“These are paper losses and some of the funds will not see them realised in their role as long-term investors, but it is quite telling of the moment we are living,” Mr Lopez said.

In terms of industries, the activities of state-owned funds reflected economic changes.

The funds lost interest in health care, consumer and technology, and whetted their appetite for infrastructure (mostly transport), energy, industrials and financials assets. Meanwhile, property remained constant.

Investments in renewable energy outpaced spending on fossil fuels, with funds investing $18.7 billion in 51 green deals, compared with $6.7 billion in 11 traditional energy deals, in 2022.

Global SWF awarded the fund of the year title to Canada's CDPQ, which was received by its chief executive Charles Emond, after it increased its assets under management consistently over the past 15 years.

Hedge funds were declared the leading asset class of the year, following an sharp increase in the interest of and allocation of sovereign investors.

In 2022, the average allocation of sovereign investors to hedge funds reached a high of 2 per cent, up from 1 per cent in 2009.

Indonesia was named the region of the year after it experienced an increasing flow of investors due to the country’s continuing economic transformation and strong prospects.

Infrastructure, including energy-related assets, was declared the industry of the year.

The report expects 2023 to be a “very busy year” for sovereign investors.

“In terms of regions, we expect Asia, in general, and certain emerging countries to be of interest for sovereign investors, but the revaluation or further devaluation of the world’s currencies against the US dollar may affect the geographical allocation,” the report said.

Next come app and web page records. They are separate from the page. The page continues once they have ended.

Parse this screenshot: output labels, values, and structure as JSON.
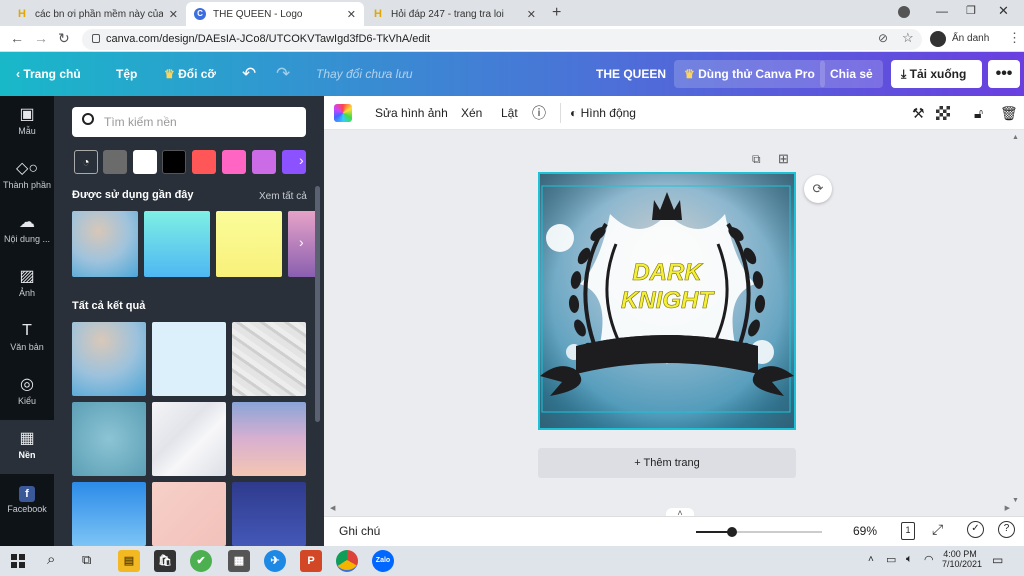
{
  "browser": {
    "tabs": [
      {
        "title": "các bn ơi phần mềm này của mk",
        "favicon": "H"
      },
      {
        "title": "THE QUEEN - Logo",
        "favicon": "C"
      },
      {
        "title": "Hỏi đáp 247 - trang tra loi",
        "favicon": "H"
      }
    ],
    "url": "canva.com/design/DAEsIA-JCo8/UTCOKVTawIgd3fD6-TkVhA/edit",
    "profile_label": "Ẩn danh"
  },
  "header": {
    "home": "Trang chủ",
    "file": "Tệp",
    "resize": "Đổi cỡ",
    "save_status": "Thay đổi chưa lưu",
    "design_title": "THE QUEEN",
    "try_pro": "Dùng thử Canva Pro",
    "share": "Chia sẻ",
    "download": "Tải xuống"
  },
  "rail": [
    {
      "label": "Mẫu",
      "icon": "template-icon"
    },
    {
      "label": "Thành phần",
      "icon": "elements-icon"
    },
    {
      "label": "Nội dung ...",
      "icon": "upload-icon"
    },
    {
      "label": "Ảnh",
      "icon": "photo-icon"
    },
    {
      "label": "Văn bản",
      "icon": "text-icon"
    },
    {
      "label": "Kiểu",
      "icon": "styles-icon"
    },
    {
      "label": "Nền",
      "icon": "background-icon"
    },
    {
      "label": "Facebook",
      "icon": "facebook-icon"
    }
  ],
  "panel": {
    "search_placeholder": "Tìm kiếm nền",
    "recent_title": "Được sử dụng gần đây",
    "see_all": "Xem tất cả",
    "all_results": "Tất cả kết quả",
    "swatch_colors": [
      "#6b6b6b",
      "#ffffff",
      "#000000",
      "#ff5757",
      "#ff66c4",
      "#cb6ce6",
      "#8c52ff"
    ]
  },
  "context_toolbar": {
    "edit_image": "Sửa hình ảnh",
    "crop": "Xén",
    "flip": "Lật",
    "animate": "Hình động"
  },
  "design": {
    "line1": "DARK",
    "line2": "KNIGHT"
  },
  "canvas": {
    "add_page": "+ Thêm trang"
  },
  "bottombar": {
    "notes": "Ghi chú",
    "zoom": "69%",
    "zoom_value": 0.69,
    "page_count": "1"
  },
  "taskbar": {
    "time": "4:00 PM",
    "date": "7/10/2021"
  }
}
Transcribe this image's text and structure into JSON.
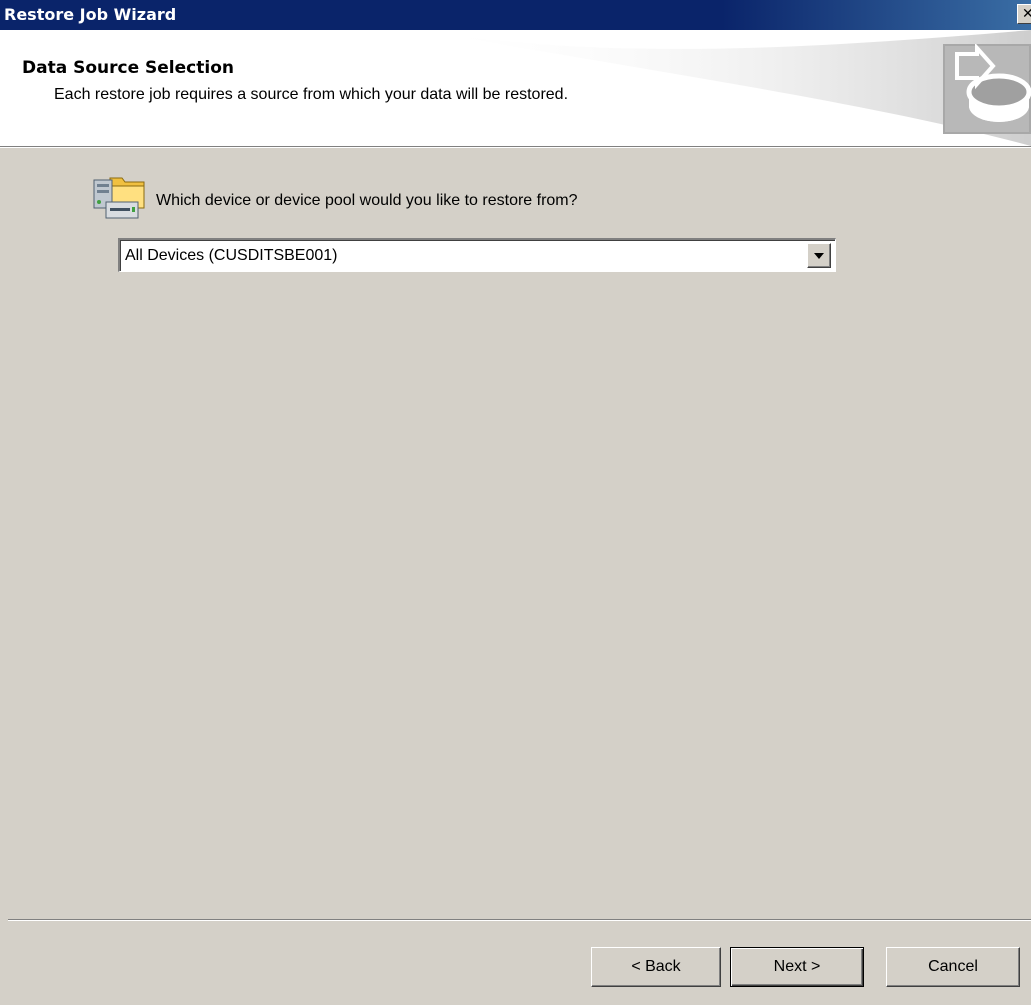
{
  "window": {
    "title": "Restore Job Wizard",
    "close_glyph": "✕"
  },
  "header": {
    "heading": "Data Source Selection",
    "subheading": "Each restore job requires a source from which your data will be restored.",
    "logo_icon": "wizard-disk-icon"
  },
  "content": {
    "question_icon": "device-pool-icon",
    "question": "Which device or device pool would you like to restore from?",
    "device_select": {
      "value": "All Devices (CUSDITSBE001)"
    }
  },
  "footer": {
    "back_label": "< Back",
    "next_label": "Next >",
    "cancel_label": "Cancel"
  },
  "colors": {
    "titlebar": "#0a246a",
    "dialog_face": "#d4d0c8",
    "header_bg": "#ffffff"
  }
}
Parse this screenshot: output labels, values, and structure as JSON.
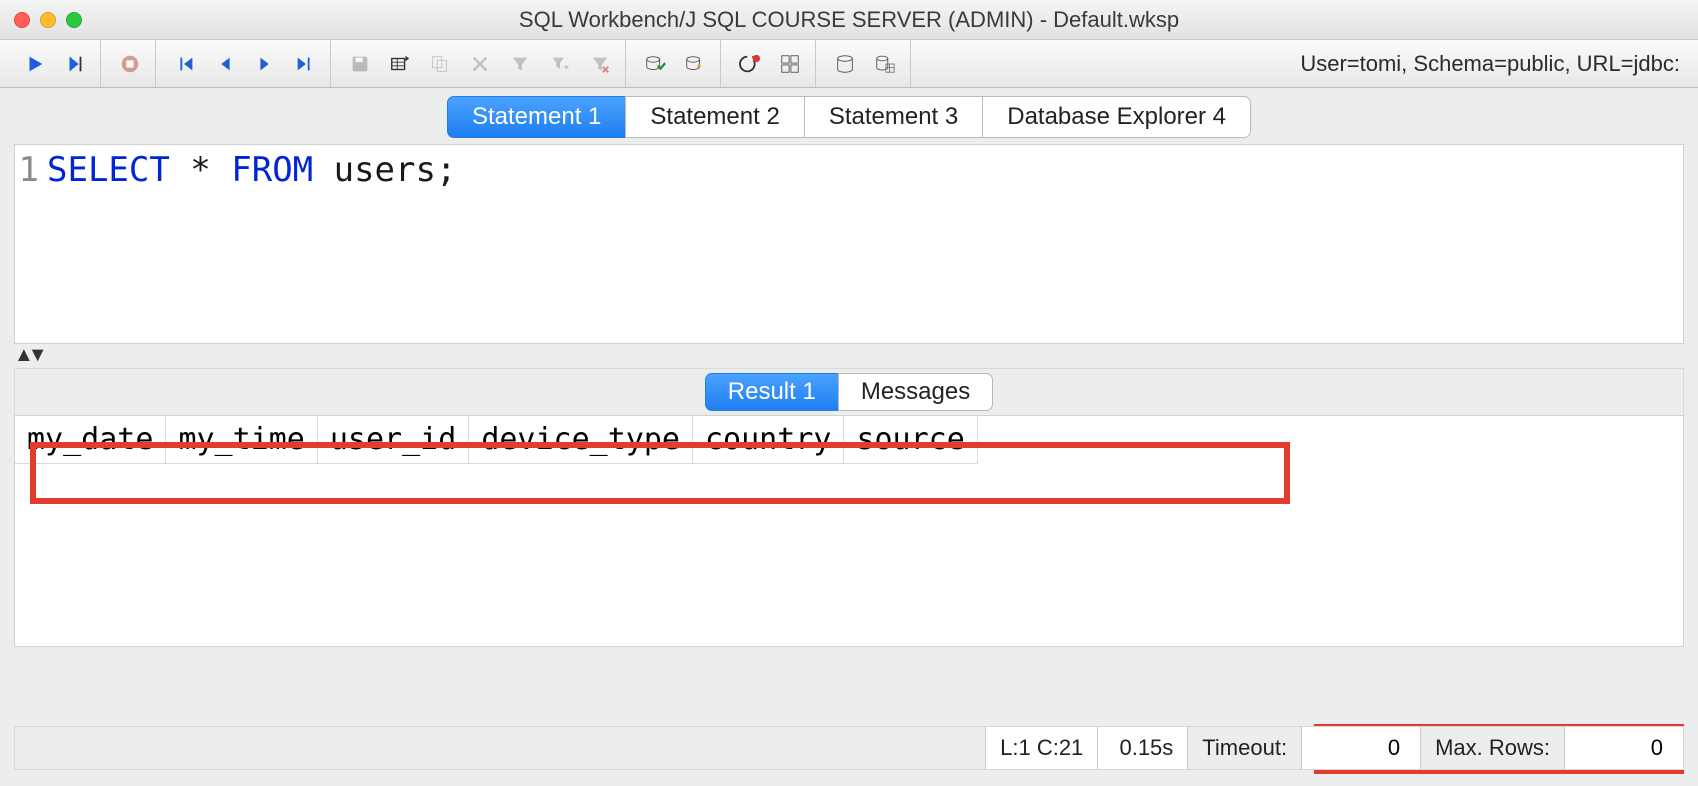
{
  "window": {
    "title": "SQL Workbench/J SQL COURSE SERVER (ADMIN) - Default.wksp"
  },
  "toolbar": {
    "icons": {
      "run": "run-icon",
      "run_to": "run-to-cursor-icon",
      "stop": "stop-icon",
      "first": "nav-first-icon",
      "prev": "nav-prev-icon",
      "next": "nav-next-icon",
      "last": "nav-last-icon",
      "save": "save-icon",
      "insert_row": "table-insert-icon",
      "copy_row": "table-copy-icon",
      "delete_row": "table-delete-icon",
      "filter": "filter-icon",
      "filter_dd": "filter-dropdown-icon",
      "filter_clear": "filter-clear-icon",
      "commit": "db-commit-icon",
      "rollback": "db-rollback-icon",
      "reconnect": "reconnect-icon",
      "grid": "grid-icon",
      "db1": "db-icon",
      "db2": "db-table-icon"
    },
    "info": "User=tomi, Schema=public, URL=jdbc:"
  },
  "tabs": [
    {
      "label": "Statement 1",
      "active": true
    },
    {
      "label": "Statement 2",
      "active": false
    },
    {
      "label": "Statement 3",
      "active": false
    },
    {
      "label": "Database Explorer 4",
      "active": false
    }
  ],
  "editor": {
    "line_number": "1",
    "tokens": {
      "kw1": "SELECT",
      "star": " * ",
      "kw2": "FROM",
      "rest": " users;"
    }
  },
  "result_tabs": [
    {
      "label": "Result 1",
      "active": true
    },
    {
      "label": "Messages",
      "active": false
    }
  ],
  "columns": [
    "my_date",
    "my_time",
    "user_id",
    "device_type",
    "country",
    "source"
  ],
  "status": {
    "cursor": "L:1 C:21",
    "duration": "0.15s",
    "timeout_label": "Timeout:",
    "timeout_value": "0",
    "maxrows_label": "Max. Rows:",
    "maxrows_value": "0"
  }
}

State investors must prepare for “major challenges and disruptions ahead” in 2023, namely in geopolitics, senior Global SWF adviser Andrew Rozanov said.

Stubborn inflation, rising interest rates, a strong US dollar, a looming recession, cost-of-living crises and growing inequality, coupled with domestic political risks, all point to much higher levels of uncertainty and volatility in the coming period, he said.

Meanwhile, the industry outlook for 2023 remains gloomy amid growing concerns about a new recession and high geopolitical risk in a multipolar world, the report said.

However, the sector is set to grow to $50 trillion by 2030, and this will probably be led by Saudi Arabia's PIF.

Updated: January 03, 2023, 12:30 PM